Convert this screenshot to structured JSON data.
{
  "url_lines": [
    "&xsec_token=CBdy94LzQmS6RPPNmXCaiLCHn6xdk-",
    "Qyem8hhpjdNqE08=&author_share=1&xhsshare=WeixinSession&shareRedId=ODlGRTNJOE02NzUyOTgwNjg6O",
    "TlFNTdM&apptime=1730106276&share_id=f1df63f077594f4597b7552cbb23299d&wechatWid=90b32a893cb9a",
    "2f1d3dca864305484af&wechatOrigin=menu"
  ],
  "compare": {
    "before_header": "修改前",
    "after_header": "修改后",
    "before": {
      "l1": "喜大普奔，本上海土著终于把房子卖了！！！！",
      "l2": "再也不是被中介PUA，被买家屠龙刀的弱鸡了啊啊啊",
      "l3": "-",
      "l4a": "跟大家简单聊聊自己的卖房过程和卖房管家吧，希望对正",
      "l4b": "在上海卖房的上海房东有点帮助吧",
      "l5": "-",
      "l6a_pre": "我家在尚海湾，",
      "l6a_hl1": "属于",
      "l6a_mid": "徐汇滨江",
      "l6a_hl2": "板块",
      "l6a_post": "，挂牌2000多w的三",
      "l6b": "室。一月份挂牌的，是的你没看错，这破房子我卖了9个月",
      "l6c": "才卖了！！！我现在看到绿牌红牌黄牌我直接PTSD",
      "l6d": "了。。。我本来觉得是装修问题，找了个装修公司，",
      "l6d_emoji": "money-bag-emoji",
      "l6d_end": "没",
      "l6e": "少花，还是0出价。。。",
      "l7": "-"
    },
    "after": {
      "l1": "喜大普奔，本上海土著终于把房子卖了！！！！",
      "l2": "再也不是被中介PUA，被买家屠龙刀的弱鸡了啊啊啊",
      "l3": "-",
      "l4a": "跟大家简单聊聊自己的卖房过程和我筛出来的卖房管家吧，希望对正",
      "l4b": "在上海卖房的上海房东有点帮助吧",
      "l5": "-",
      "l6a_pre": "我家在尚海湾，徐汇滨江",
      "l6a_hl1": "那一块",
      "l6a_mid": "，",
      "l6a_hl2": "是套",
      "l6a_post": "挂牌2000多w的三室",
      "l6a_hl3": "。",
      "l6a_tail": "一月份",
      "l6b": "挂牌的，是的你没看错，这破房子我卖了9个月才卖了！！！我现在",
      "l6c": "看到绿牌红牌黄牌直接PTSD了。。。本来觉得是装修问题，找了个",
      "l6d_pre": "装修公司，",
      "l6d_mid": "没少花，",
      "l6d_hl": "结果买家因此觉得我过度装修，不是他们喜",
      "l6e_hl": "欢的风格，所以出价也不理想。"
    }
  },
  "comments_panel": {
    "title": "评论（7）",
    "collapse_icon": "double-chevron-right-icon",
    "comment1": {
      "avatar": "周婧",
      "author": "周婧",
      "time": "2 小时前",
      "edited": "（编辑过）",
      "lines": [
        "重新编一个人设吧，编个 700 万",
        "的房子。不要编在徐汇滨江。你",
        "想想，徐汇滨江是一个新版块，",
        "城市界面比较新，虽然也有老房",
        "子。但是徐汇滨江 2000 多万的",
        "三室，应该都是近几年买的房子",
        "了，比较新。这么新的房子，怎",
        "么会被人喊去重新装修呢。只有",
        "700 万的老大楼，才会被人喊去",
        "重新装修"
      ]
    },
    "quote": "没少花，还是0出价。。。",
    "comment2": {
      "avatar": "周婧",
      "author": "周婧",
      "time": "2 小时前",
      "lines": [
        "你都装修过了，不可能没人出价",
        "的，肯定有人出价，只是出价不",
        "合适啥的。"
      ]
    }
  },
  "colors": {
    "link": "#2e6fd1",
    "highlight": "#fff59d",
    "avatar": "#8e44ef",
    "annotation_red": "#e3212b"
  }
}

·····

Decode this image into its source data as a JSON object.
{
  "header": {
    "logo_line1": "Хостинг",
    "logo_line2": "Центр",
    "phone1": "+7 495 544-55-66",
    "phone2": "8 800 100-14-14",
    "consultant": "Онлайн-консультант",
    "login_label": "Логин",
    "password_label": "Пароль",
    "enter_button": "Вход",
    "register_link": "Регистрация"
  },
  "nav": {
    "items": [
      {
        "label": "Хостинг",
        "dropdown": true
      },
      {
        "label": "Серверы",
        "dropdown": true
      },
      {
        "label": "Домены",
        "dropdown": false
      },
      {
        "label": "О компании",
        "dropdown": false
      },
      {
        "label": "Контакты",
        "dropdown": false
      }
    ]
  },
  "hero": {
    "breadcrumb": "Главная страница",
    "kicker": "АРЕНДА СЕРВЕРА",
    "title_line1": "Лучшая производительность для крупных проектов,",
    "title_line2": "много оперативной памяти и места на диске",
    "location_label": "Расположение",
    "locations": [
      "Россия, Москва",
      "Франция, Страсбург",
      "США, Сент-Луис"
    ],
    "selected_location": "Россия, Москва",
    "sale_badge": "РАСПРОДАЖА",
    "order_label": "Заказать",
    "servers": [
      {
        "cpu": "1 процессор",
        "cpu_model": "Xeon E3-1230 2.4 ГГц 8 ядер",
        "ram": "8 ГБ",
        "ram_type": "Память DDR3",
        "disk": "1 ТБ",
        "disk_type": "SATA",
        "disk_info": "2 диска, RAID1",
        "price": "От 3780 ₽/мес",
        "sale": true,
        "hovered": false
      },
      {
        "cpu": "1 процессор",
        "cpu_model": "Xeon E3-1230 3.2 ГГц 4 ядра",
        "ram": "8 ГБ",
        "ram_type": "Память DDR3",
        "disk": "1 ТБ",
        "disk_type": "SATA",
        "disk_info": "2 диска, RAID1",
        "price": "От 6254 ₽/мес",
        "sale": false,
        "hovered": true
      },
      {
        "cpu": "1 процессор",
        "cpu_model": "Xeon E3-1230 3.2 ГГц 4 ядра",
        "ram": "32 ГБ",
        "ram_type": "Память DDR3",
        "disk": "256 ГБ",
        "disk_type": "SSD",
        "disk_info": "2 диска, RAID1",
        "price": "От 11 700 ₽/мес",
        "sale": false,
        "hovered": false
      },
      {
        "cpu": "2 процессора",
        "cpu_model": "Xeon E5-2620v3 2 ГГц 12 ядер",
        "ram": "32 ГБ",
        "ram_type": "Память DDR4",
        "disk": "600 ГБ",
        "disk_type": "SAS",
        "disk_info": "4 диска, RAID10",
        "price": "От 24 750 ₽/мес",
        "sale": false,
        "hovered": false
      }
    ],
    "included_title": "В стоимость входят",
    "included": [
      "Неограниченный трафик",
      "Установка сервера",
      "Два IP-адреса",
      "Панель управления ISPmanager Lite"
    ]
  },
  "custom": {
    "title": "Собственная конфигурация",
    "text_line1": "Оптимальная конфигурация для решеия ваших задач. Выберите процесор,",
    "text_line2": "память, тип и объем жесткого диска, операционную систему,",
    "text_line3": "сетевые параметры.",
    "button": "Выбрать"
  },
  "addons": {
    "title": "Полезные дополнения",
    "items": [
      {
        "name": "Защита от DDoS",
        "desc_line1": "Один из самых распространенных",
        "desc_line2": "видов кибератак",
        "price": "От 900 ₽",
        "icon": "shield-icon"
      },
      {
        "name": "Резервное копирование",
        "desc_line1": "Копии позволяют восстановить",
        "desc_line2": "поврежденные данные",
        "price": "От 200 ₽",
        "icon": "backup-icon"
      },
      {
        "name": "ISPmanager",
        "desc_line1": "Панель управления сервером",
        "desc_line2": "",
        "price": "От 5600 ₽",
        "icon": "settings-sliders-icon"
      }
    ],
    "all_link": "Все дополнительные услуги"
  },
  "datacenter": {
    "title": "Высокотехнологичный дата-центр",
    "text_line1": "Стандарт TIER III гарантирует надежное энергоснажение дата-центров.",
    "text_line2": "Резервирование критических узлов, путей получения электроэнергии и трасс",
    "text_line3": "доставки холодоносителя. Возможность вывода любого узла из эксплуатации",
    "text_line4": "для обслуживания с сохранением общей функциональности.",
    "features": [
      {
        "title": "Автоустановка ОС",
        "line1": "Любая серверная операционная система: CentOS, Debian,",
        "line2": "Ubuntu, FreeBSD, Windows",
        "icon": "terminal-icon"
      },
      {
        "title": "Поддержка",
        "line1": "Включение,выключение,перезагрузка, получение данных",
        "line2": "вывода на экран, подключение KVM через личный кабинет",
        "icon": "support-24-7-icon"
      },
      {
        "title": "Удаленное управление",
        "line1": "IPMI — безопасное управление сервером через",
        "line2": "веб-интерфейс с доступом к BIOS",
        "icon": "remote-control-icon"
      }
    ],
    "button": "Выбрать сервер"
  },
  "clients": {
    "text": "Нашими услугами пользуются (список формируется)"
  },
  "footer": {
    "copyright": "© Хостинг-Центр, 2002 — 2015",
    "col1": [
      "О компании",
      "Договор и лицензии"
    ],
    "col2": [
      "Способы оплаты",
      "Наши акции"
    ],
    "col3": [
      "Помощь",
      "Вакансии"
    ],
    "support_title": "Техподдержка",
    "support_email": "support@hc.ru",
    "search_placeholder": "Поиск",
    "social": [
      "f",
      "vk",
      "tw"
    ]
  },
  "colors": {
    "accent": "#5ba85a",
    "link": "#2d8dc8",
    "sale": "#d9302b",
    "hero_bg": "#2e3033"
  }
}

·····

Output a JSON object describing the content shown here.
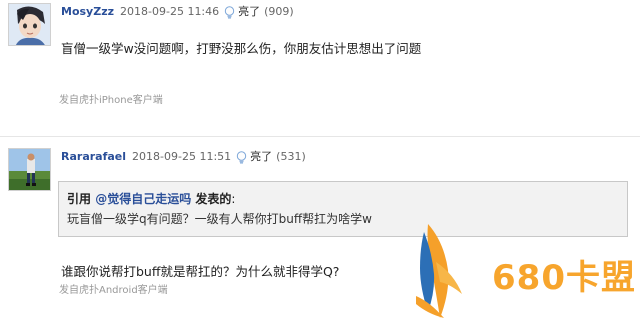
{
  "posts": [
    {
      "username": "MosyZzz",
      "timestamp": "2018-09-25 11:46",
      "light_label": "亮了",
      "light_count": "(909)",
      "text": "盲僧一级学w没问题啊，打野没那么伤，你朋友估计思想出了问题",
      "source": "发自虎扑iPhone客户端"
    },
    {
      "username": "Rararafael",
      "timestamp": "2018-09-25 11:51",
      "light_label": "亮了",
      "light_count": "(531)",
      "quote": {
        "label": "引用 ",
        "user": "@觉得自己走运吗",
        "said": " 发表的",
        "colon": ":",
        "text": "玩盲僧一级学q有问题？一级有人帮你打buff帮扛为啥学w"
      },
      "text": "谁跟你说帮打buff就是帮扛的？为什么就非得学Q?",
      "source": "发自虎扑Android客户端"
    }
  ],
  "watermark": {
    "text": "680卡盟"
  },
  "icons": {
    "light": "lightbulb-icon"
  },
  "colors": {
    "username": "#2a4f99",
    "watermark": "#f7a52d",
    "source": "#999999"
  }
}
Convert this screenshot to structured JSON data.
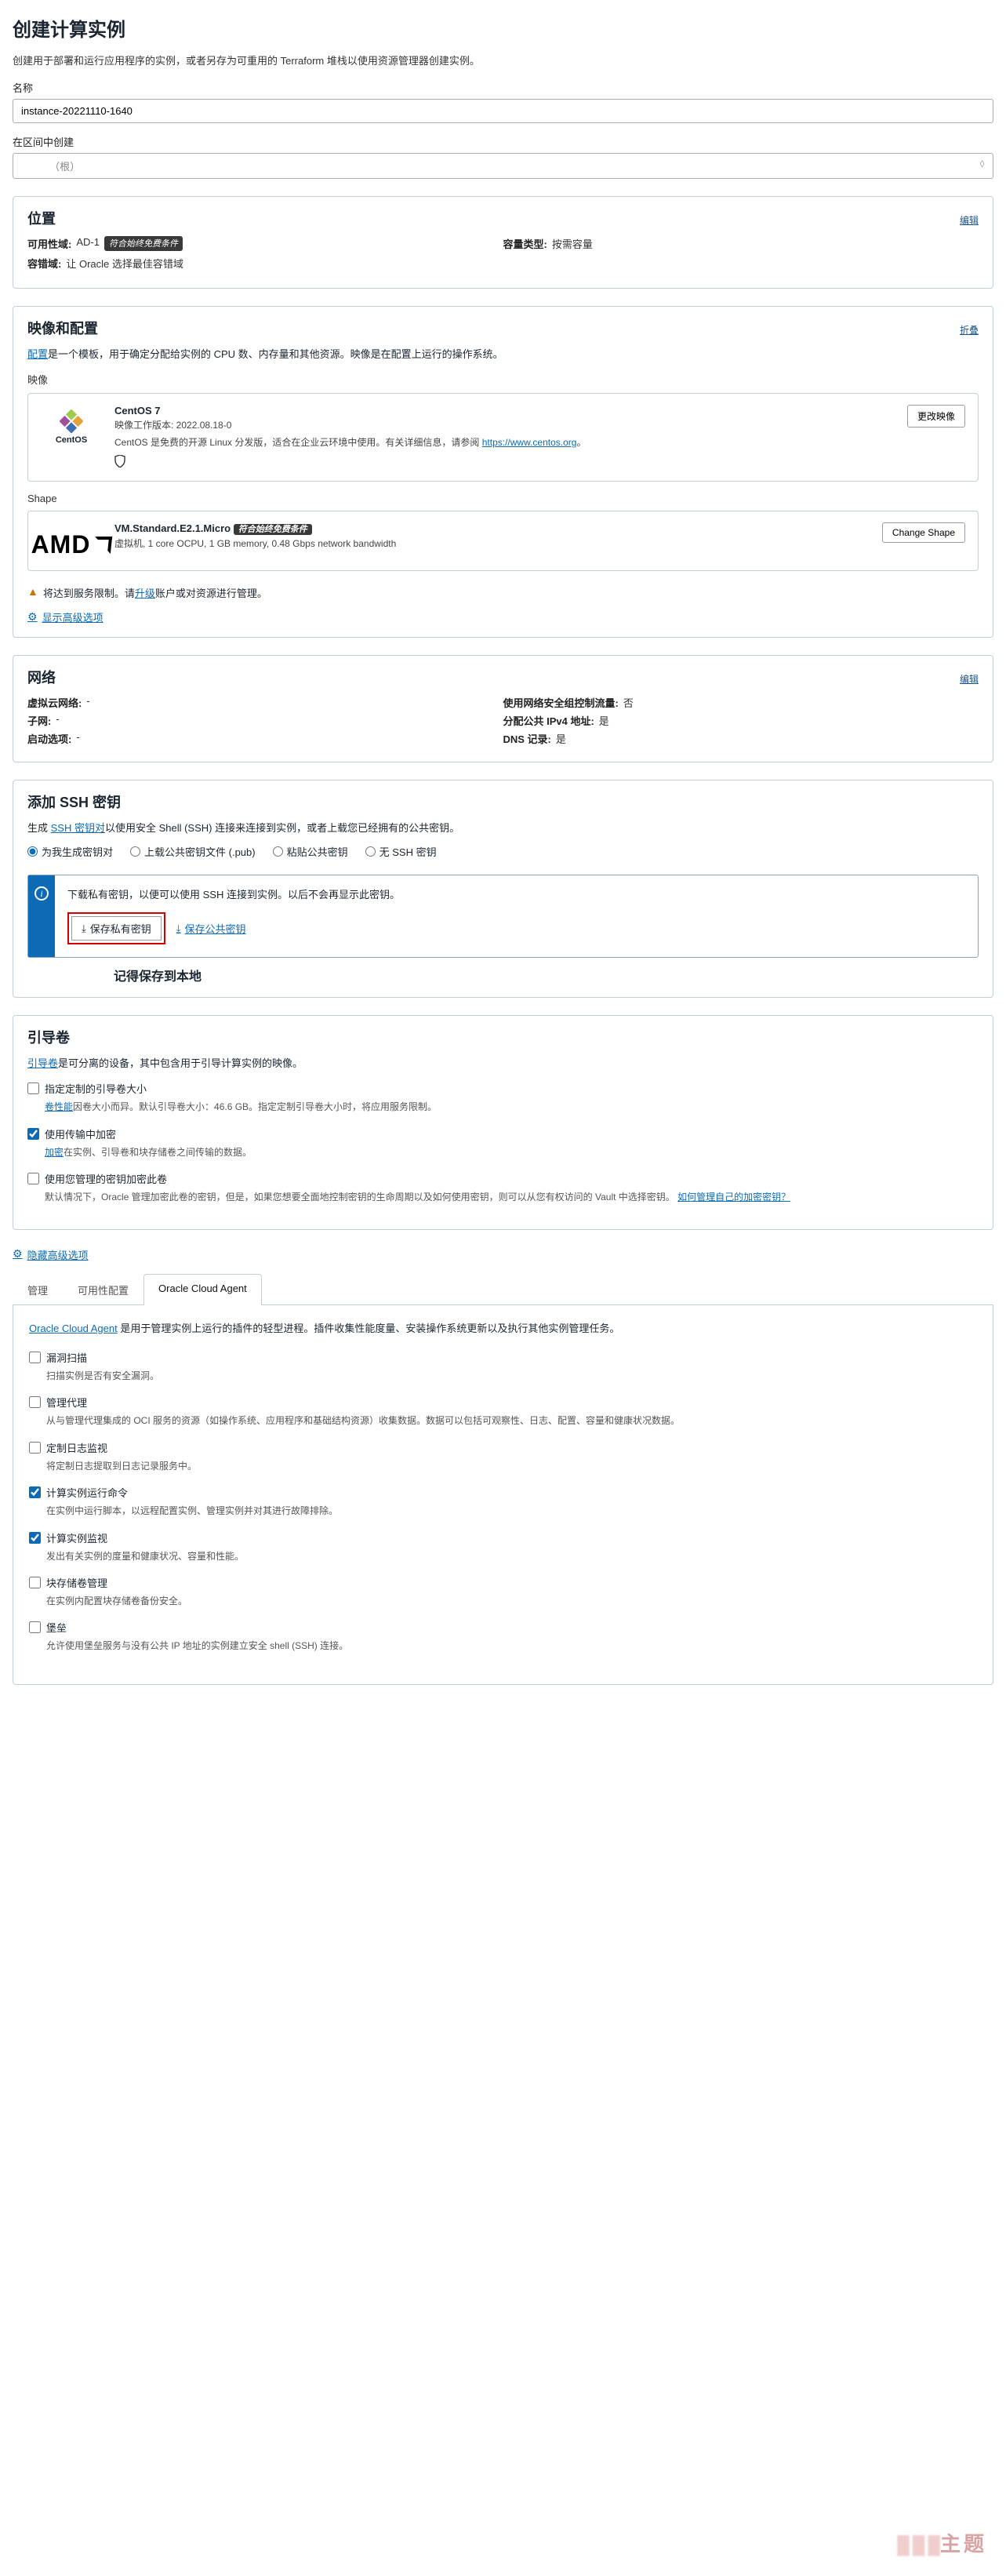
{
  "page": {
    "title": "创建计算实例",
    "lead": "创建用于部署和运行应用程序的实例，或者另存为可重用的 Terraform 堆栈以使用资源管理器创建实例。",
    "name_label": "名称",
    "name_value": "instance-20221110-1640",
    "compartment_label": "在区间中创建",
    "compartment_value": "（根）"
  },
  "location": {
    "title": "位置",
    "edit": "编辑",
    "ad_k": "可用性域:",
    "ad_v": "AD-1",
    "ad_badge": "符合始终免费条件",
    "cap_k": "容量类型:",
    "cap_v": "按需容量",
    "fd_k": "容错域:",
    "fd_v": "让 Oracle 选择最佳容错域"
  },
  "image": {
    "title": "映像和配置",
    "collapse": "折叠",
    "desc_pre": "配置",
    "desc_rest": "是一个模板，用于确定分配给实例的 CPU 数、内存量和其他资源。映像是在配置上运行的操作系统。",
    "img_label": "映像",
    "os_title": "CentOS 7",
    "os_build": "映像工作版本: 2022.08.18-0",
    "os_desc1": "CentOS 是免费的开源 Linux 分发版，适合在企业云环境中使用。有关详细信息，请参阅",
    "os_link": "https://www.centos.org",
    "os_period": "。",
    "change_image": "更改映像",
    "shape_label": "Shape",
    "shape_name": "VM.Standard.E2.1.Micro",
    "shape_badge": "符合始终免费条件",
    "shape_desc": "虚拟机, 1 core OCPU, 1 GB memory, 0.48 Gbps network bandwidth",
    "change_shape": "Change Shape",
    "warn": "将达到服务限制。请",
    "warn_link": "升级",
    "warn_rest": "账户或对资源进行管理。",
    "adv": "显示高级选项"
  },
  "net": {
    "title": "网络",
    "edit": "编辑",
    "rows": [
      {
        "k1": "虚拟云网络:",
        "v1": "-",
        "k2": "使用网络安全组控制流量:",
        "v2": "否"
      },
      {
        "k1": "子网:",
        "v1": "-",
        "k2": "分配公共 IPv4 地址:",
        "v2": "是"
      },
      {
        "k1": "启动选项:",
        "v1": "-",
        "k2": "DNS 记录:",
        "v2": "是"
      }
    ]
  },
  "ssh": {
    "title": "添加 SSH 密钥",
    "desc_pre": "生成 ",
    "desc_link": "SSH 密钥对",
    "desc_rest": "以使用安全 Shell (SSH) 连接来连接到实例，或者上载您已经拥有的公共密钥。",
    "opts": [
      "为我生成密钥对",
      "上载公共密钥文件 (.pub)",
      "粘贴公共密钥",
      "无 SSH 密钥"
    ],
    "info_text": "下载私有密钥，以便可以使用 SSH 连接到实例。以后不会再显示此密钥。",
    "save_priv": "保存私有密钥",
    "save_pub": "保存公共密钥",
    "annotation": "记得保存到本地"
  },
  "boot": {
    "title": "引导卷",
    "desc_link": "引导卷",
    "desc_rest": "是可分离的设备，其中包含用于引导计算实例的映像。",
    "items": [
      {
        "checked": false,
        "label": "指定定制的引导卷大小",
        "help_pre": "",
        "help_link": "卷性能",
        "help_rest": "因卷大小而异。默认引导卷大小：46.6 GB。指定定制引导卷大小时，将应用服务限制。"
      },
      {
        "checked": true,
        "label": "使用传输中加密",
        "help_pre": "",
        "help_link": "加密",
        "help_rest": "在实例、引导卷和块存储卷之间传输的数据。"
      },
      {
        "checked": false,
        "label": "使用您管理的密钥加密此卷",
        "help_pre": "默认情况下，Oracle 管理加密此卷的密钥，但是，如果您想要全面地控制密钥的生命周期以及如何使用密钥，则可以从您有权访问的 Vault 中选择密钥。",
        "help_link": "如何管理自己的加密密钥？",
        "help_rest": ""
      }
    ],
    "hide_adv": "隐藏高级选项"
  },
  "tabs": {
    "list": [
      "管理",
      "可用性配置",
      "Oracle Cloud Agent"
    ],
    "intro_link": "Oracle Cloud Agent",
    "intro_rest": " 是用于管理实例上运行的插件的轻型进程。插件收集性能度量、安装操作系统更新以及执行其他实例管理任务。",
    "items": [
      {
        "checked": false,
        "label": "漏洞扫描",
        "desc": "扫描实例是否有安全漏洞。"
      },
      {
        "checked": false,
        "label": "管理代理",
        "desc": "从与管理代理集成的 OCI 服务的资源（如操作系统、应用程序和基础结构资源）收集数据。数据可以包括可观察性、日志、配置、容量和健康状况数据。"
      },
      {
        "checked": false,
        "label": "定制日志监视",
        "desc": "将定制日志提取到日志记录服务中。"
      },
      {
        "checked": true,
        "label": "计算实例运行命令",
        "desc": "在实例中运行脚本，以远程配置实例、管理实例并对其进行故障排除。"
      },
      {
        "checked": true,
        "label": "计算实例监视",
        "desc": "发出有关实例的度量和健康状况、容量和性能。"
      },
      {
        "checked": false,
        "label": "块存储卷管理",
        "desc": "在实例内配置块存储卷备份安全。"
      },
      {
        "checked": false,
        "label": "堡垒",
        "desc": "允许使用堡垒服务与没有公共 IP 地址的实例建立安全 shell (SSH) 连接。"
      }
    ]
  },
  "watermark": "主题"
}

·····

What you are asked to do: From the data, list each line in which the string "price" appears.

Output below:
        "price": "От 3780 ₽/мес",
        "price": "От 6254 ₽/мес",
        "price": "От 11 700 ₽/мес",
        "price": "От 24 750 ₽/мес",
        "price": "От 900 ₽",
        "price": "От 200 ₽",
        "price": "От 5600 ₽",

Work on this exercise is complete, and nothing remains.